    3. Install 3 ton A/C on existing system. Run 8 inch duct to master bedroom; 4 inch to bathroom. Don't add new return.

    4. Install 4 ton A/C on existing system. Run 4 6 inch ducts upstairs and install return upstairs. Ductwork will be very intrusive in downstairs.

    5. Install 3 ton A/C on existing system. Run 2 8 inch ducts upstairs, add return.


    I am leaning towards option 2 as it is least intrusive and will (I think) meet my needs.

    Thanks in advance.


  2. #2
    Join Date
    Feb 2005
    Posts
    344

    Denver house

    Number 2 sounds logical. Go for it.

  3. #3
    Join Date
    Apr 2004
    Posts
    7,680
    Toss a swamp cooler on the roof.

  4. #4
    Join Date
    May 2002
    Location
    Colorado
    Posts
    697
    I agree with Doc. The right swamp cooler will give you the best overall comfort with lower installation and operating costs.

    All About Saving Heat (303-777-1515) has done many high quality swamp cooler installations in the Denver area. Dennis, the owner, uses Australian swamp coolers that are fully automatic. I saw one of his installations in action last summer -- FANTASIC to say the least. Don't make any decisions until you talk to them.






  5. #5
    Join Date
    Dec 2002
    Location
    Toledo, Ohio, United States
    Posts
    12,921
    #6 might be the ticket, if not second choice would be #2.
    No Heat No Cool You need Action Fast

  6. #6
    Join Date
    Sep 2004
    Posts
    3,157
    twilli3967
    come on now , you promised (didnt you?) (docs thread on the pros board)

  7. #7
    Join Date
    Apr 2004
    Posts
    7,680
    I think he was referring to 6 being the swamp cooler and if not, go with 2. Why you bustin his chops?

Posting Permissions

  • You may not post new threads
  • You may not post replies
  • You may not post attachments
  • You may not edit your posts
  •  
Comfortech Show Promo Image

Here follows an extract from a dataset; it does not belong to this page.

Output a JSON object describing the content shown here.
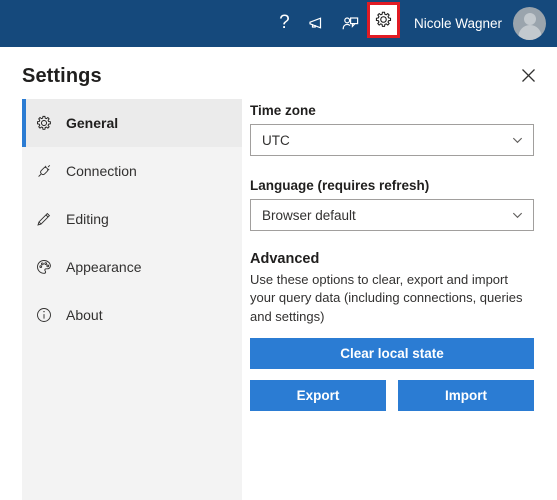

Related Forums

Plumbing Talks | Contractor Magazine
Forums | Electrical Construction & Maintenance (EC&M) Magazine
Comfortech365 Virtual Event